Chestnuts are nutrient-rich nuts that are used for various purposes. The flour is made out of dried nuts. Know more about the nutrition facts and health benefits of chestnut flour.
Those who have tree nut allergies should avoid chestnut flour, as it may lead to an allergic reaction.
Chestnut is an essential nut crop of the North Temperate Zone. It has been grown in China, Japan, Korea, and the Mediterranean region since a long period. The Japanese chestnut has been cropped since the 11th century, the Chinese chestnut for 6000 years and the Mediterranean region since 3000 years. It is believed that the Greeks first cultivated the European chestnut in Europe.
Chestnuts are unique tree nuts of the genus Castanea of various species of deciduous trees. They are of rich dark brown color and covered within a prickly husk in the tree. The nuts are only available seasonally, i.e. autumns and winters, and are therefore considered as winter food. There are many varieties of chestnuts available. The most popular ones are the European and Asian.
Chestnuts can be eaten in many ways, which makes them stand out from most other nuts. Chestnuts in the raw form can be roasted, steamed, boiled, deep-fried, or microwaved. When chestnuts are dried, they can be boiled or made into a flour to make a variety of baked stuff. Chestnut flour can be used instead of almond flour, wheat-based flour or all-purpose flour in recipes calling for it.
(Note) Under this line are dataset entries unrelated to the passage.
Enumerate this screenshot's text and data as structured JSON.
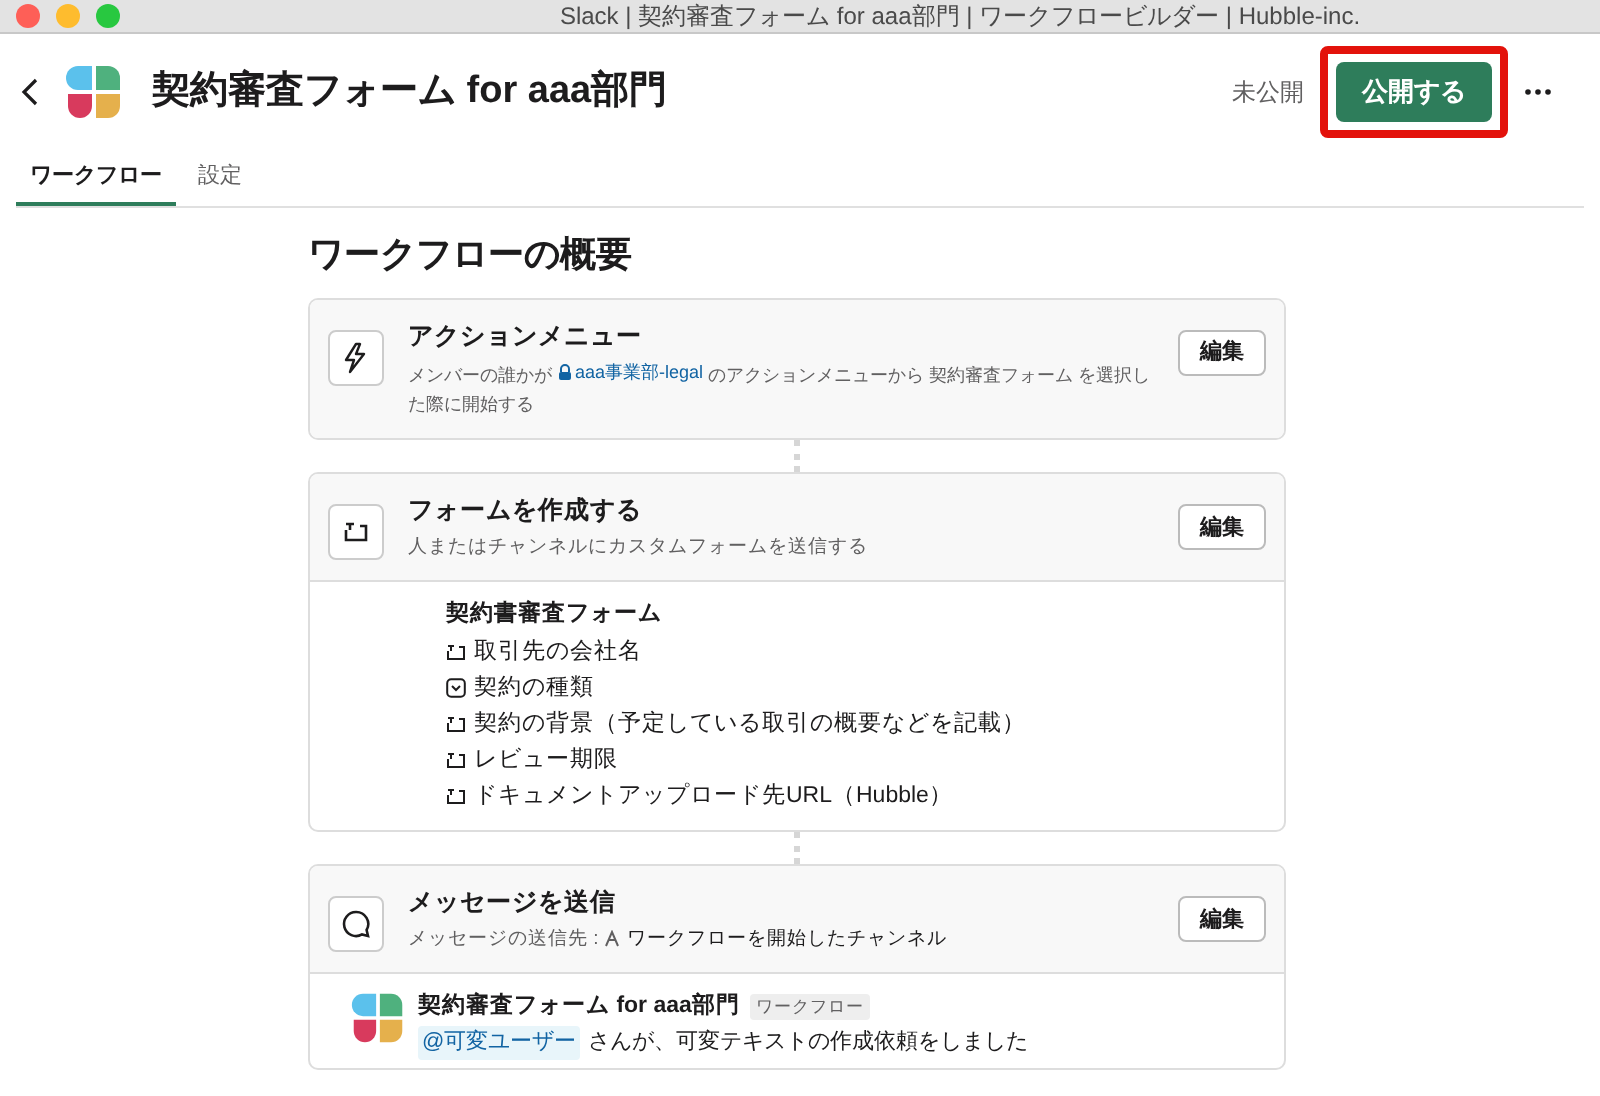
{
  "window": {
    "title": "Slack | 契約審査フォーム for aaa部門 | ワークフロービルダー | Hubble-inc."
  },
  "header": {
    "title": "契約審査フォーム for aaa部門",
    "status": "未公開",
    "publish_button": {
      "label": "公開する",
      "highlighted": true
    }
  },
  "tabs": [
    {
      "label": "ワークフロー",
      "selected": true
    },
    {
      "label": "設定",
      "selected": false
    }
  ],
  "heading": "ワークフローの概要",
  "steps": [
    {
      "kind": "trigger",
      "title": "アクションメニュー",
      "description": {
        "before": "メンバーの誰かが",
        "channel": "aaa事業部-legal",
        "after": "のアクションメニューから 契約審査フォーム を選択した際に開始する"
      },
      "edit": "編集"
    },
    {
      "kind": "form",
      "title": "フォームを作成する",
      "description": {
        "before": "人またはチャンネルにカスタムフォームを送信する"
      },
      "edit": "編集",
      "form": {
        "title": "契約書審査フォーム",
        "fields": [
          {
            "kind": "text",
            "label": "取引先の会社名"
          },
          {
            "kind": "select",
            "label": "契約の種類"
          },
          {
            "kind": "text",
            "label": "契約の背景（予定している取引の概要などを記載）"
          },
          {
            "kind": "text",
            "label": "レビュー期限"
          },
          {
            "kind": "text",
            "label": "ドキュメントアップロード先URL（Hubble）"
          }
        ]
      }
    },
    {
      "kind": "message",
      "title": "メッセージを送信",
      "description": {
        "before": "メッセージの送信先 :",
        "target": "ワークフローを開始したチャンネル"
      },
      "edit": "編集",
      "preview": {
        "sender": "契約審査フォーム for aaa部門",
        "badge": "ワークフロー",
        "mention": "@可変ユーザー",
        "text": "さんが、可変テキストの作成依頼をしました"
      }
    }
  ]
}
|Value per 100 g|
|Total Fat||3.67 gm|
|Saturated Fat||0.7 gm|
|Polyunsaturated Fat||1.6 gm|
|Monounsaturated Fat||1.4 gm|
|Cholesterol||less than 1 mg|
|Total Carbohydrate||78 gm|
|Dietary Fiber||9.2 gm|
|Fatty Acids (%)|
|Saturated Fatty Acids||17.87%|
|Monounsaturated Fatty Acids||38.13%|
|Polyunsaturated Fatty Acids||44.01%|
Unlike most other nut flours, which are fatty, chestnut flour is starchy and low in fat. It is also gluten-free, cholesterol-free, a good source of carbohydrates, fibers, and vitamin C. It also contains vitamins D, E, K, and B6 and 12 and Omega-3 and -6 fatty acids. According to studies, chestnut flour contains high amounts of vital fatty acids that are useful for the cardiovascular function and development of the nervous system in infants.
Chestnut flour is very different from almond flour, hazelnut flour or others. It is a great flour to work with and has a variety of uses in both sweet and savory dishes. The flour can be used to thicken sauces, and make bread, pancakes, sponge cakes, dumplings, fritters, soups, muffins, pie crust, cakes, pasta, and polenta.
Chestnuts have been an important source of food in Chinese, Korean, Japanese and the Mediterranean cultures. It has been cultivated for many years in China and Europe.